┌─ Records provided

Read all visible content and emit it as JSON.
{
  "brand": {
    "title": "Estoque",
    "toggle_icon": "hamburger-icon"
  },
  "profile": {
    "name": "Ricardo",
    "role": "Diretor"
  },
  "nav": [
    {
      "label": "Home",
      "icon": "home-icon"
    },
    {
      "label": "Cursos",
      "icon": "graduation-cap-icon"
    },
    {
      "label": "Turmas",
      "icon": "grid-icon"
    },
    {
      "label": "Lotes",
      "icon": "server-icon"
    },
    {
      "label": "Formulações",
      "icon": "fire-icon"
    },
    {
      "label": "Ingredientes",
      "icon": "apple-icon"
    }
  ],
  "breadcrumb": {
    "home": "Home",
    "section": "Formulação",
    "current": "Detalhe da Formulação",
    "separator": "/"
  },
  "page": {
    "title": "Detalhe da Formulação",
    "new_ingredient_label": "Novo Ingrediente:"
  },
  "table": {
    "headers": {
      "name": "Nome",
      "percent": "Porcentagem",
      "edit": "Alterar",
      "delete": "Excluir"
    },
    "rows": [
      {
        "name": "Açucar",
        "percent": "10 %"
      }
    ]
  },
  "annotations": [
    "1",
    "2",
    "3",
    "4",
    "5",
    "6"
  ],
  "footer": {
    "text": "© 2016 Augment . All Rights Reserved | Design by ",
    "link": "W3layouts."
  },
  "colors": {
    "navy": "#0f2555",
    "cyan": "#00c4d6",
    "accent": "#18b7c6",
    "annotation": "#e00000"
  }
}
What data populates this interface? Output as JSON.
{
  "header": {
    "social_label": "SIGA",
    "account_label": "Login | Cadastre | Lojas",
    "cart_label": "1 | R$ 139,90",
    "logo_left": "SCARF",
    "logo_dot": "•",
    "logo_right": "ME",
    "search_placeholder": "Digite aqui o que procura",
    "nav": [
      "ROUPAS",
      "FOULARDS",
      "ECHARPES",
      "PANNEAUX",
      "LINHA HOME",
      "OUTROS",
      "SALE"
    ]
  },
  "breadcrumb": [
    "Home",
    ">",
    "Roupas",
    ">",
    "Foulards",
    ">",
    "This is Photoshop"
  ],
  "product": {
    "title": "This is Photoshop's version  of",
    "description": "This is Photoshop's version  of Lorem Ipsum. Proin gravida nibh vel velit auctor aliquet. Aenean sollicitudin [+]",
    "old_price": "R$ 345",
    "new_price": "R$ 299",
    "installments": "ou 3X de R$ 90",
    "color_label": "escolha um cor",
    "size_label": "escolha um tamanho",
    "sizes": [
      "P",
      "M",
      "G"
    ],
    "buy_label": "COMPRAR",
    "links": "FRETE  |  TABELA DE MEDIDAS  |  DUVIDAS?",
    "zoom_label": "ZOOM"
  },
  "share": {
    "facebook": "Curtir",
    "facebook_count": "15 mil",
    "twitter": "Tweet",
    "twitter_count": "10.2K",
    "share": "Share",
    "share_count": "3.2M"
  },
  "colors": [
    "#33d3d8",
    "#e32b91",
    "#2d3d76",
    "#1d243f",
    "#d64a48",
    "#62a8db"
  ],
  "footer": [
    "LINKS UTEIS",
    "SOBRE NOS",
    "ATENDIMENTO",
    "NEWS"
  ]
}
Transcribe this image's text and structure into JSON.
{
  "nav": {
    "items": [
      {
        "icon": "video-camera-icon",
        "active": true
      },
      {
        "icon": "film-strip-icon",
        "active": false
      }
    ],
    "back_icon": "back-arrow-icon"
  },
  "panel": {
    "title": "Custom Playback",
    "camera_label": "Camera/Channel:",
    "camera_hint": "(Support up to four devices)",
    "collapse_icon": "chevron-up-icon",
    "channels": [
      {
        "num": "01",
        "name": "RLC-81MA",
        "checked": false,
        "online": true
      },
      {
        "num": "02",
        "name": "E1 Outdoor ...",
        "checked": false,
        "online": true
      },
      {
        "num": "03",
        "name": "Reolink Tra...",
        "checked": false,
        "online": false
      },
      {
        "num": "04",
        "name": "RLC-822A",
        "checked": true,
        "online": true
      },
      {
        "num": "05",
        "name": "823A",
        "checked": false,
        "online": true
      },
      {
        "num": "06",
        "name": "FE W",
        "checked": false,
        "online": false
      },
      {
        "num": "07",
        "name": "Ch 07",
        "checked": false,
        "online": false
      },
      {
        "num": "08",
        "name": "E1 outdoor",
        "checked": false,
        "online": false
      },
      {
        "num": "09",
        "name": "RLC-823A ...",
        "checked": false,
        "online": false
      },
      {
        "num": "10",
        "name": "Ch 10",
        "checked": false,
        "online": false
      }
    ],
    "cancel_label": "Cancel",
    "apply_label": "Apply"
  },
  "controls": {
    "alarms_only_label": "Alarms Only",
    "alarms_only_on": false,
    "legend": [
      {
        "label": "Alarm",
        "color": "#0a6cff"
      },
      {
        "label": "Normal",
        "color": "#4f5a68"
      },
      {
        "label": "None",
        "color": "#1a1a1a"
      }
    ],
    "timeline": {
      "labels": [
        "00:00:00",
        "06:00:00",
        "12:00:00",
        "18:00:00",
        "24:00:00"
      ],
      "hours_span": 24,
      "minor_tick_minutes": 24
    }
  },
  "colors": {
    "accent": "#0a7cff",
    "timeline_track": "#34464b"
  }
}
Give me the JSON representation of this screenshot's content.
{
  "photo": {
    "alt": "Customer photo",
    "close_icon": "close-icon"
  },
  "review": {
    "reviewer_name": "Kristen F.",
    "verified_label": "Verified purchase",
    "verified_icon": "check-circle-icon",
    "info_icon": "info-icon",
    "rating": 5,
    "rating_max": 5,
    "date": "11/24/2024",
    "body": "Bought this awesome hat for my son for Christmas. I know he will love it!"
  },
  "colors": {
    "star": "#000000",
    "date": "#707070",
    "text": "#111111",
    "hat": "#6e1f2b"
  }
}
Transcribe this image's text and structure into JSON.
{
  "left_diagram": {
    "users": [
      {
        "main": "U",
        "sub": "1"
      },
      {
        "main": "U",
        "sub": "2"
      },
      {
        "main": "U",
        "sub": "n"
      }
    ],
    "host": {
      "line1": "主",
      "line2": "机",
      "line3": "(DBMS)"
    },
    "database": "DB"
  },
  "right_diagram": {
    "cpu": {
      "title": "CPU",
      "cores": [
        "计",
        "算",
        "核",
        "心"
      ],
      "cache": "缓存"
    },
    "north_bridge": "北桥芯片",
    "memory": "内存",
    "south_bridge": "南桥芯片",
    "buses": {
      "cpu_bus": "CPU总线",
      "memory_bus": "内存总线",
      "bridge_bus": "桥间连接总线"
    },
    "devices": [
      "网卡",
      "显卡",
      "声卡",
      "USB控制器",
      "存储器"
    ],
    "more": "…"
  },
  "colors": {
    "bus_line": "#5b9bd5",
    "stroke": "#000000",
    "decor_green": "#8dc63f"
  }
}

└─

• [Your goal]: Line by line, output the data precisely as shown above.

• [Response]:
Read all visible content and emit it as JSON.
{
  "brand": {
    "title": "Estoque",
    "toggle_icon": "hamburger-icon"
  },
  "profile": {
    "name": "Ricardo",
    "role": "Diretor"
  },
  "nav": [
    {
      "label": "Home",
      "icon": "home-icon"
    },
    {
      "label": "Cursos",
      "icon": "graduation-cap-icon"
    },
    {
      "label": "Turmas",
      "icon": "grid-icon"
    },
    {
      "label": "Lotes",
      "icon": "server-icon"
    },
    {
      "label": "Formulações",
      "icon": "fire-icon"
    },
    {
      "label": "Ingredientes",
      "icon": "apple-icon"
    }
  ],
  "breadcrumb": {
    "home": "Home",
    "section": "Formulação",
    "current": "Detalhe da Formulação",
    "separator": "/"
  },
  "page": {
    "title": "Detalhe da Formulação",
    "new_ingredient_label": "Novo Ingrediente:"
  },
  "table": {
    "headers": {
      "name": "Nome",
      "percent": "Porcentagem",
      "edit": "Alterar",
      "delete": "Excluir"
    },
    "rows": [
      {
        "name": "Açucar",
        "percent": "10 %"
      }
    ]
  },
  "annotations": [
    "1",
    "2",
    "3",
    "4",
    "5",
    "6"
  ],
  "footer": {
    "text": "© 2016 Augment . All Rights Reserved | Design by ",
    "link": "W3layouts."
  },
  "colors": {
    "navy": "#0f2555",
    "cyan": "#00c4d6",
    "accent": "#18b7c6",
    "annotation": "#e00000"
  }
}
What data populates this interface? Output as JSON.
{
  "header": {
    "social_label": "SIGA",
    "account_label": "Login | Cadastre | Lojas",
    "cart_label": "1 | R$ 139,90",
    "logo_left": "SCARF",
    "logo_dot": "•",
    "logo_right": "ME",
    "search_placeholder": "Digite aqui o que procura",
    "nav": [
      "ROUPAS",
      "FOULARDS",
      "ECHARPES",
      "PANNEAUX",
      "LINHA HOME",
      "OUTROS",
      "SALE"
    ]
  },
  "breadcrumb": [
    "Home",
    ">",
    "Roupas",
    ">",
    "Foulards",
    ">",
    "This is Photoshop"
  ],
  "product": {
    "title": "This is Photoshop's version  of",
    "description": "This is Photoshop's version  of Lorem Ipsum. Proin gravida nibh vel velit auctor aliquet. Aenean sollicitudin [+]",
    "old_price": "R$ 345",
    "new_price": "R$ 299",
    "installments": "ou 3X de R$ 90",
    "color_label": "escolha um cor",
    "size_label": "escolha um tamanho",
    "sizes": [
      "P",
      "M",
      "G"
    ],
    "buy_label": "COMPRAR",
    "links": "FRETE  |  TABELA DE MEDIDAS  |  DUVIDAS?",
    "zoom_label": "ZOOM"
  },
  "share": {
    "facebook": "Curtir",
    "facebook_count": "15 mil",
    "twitter": "Tweet",
    "twitter_count": "10.2K",
    "share": "Share",
    "share_count": "3.2M"
  },
  "colors": [
    "#33d3d8",
    "#e32b91",
    "#2d3d76",
    "#1d243f",
    "#d64a48",
    "#62a8db"
  ],
  "footer": [
    "LINKS UTEIS",
    "SOBRE NOS",
    "ATENDIMENTO",
    "NEWS"
  ]
}
Transcribe this image's text and structure into JSON.
{
  "nav": {
    "items": [
      {
        "icon": "video-camera-icon",
        "active": true
      },
      {
        "icon": "film-strip-icon",
        "active": false
      }
    ],
    "back_icon": "back-arrow-icon"
  },
  "panel": {
    "title": "Custom Playback",
    "camera_label": "Camera/Channel:",
    "camera_hint": "(Support up to four devices)",
    "collapse_icon": "chevron-up-icon",
    "channels": [
      {
        "num": "01",
        "name": "RLC-81MA",
        "checked": false,
        "online": true
      },
      {
        "num": "02",
        "name": "E1 Outdoor ...",
        "checked": false,
        "online": true
      },
      {
        "num": "03",
        "name": "Reolink Tra...",
        "checked": false,
        "online": false
      },
      {
        "num": "04",
        "name": "RLC-822A",
        "checked": true,
        "online": true
      },
      {
        "num": "05",
        "name": "823A",
        "checked": false,
        "online": true
      },
      {
        "num": "06",
        "name": "FE W",
        "checked": false,
        "online": false
      },
      {
        "num": "07",
        "name": "Ch 07",
        "checked": false,
        "online": false
      },
      {
        "num": "08",
        "name": "E1 outdoor",
        "checked": false,
        "online": false
      },
      {
        "num": "09",
        "name": "RLC-823A ...",
        "checked": false,
        "online": false
      },
      {
        "num": "10",
        "name": "Ch 10",
        "checked": false,
        "online": false
      }
    ],
    "cancel_label": "Cancel",
    "apply_label": "Apply"
  },
  "controls": {
    "alarms_only_label": "Alarms Only",
    "alarms_only_on": false,
    "legend": [
      {
        "label": "Alarm",
        "color": "#0a6cff"
      },
      {
        "label": "Normal",
        "color": "#4f5a68"
      },
      {
        "label": "None",
        "color": "#1a1a1a"
      }
    ],
    "timeline": {
      "labels": [
        "00:00:00",
        "06:00:00",
        "12:00:00",
        "18:00:00",
        "24:00:00"
      ],
      "hours_span": 24,
      "minor_tick_minutes": 24
    }
  },
  "colors": {
    "accent": "#0a7cff",
    "timeline_track": "#34464b"
  }
}
Give me the JSON representation of this screenshot's content.
{
  "photo": {
    "alt": "Customer photo",
    "close_icon": "close-icon"
  },
  "review": {
    "reviewer_name": "Kristen F.",
    "verified_label": "Verified purchase",
    "verified_icon": "check-circle-icon",
    "info_icon": "info-icon",
    "rating": 5,
    "rating_max": 5,
    "date": "11/24/2024",
    "body": "Bought this awesome hat for my son for Christmas. I know he will love it!"
  },
  "colors": {
    "star": "#000000",
    "date": "#707070",
    "text": "#111111",
    "hat": "#6e1f2b"
  }
}
Transcribe this image's text and structure into JSON.
{
  "left_diagram": {
    "users": [
      {
        "main": "U",
        "sub": "1"
      },
      {
        "main": "U",
        "sub": "2"
      },
      {
        "main": "U",
        "sub": "n"
      }
    ],
    "host": {
      "line1": "主",
      "line2": "机",
      "line3": "(DBMS)"
    },
    "database": "DB"
  },
  "right_diagram": {
    "cpu": {
      "title": "CPU",
      "cores": [
        "计",
        "算",
        "核",
        "心"
      ],
      "cache": "缓存"
    },
    "north_bridge": "北桥芯片",
    "memory": "内存",
    "south_bridge": "南桥芯片",
    "buses": {
      "cpu_bus": "CPU总线",
      "memory_bus": "内存总线",
      "bridge_bus": "桥间连接总线"
    },
    "devices": [
      "网卡",
      "显卡",
      "声卡",
      "USB控制器",
      "存储器"
    ],
    "more": "…"
  },
  "colors": {
    "bus_line": "#5b9bd5",
    "stroke": "#000000",
    "decor_green": "#8dc63f"
  }
}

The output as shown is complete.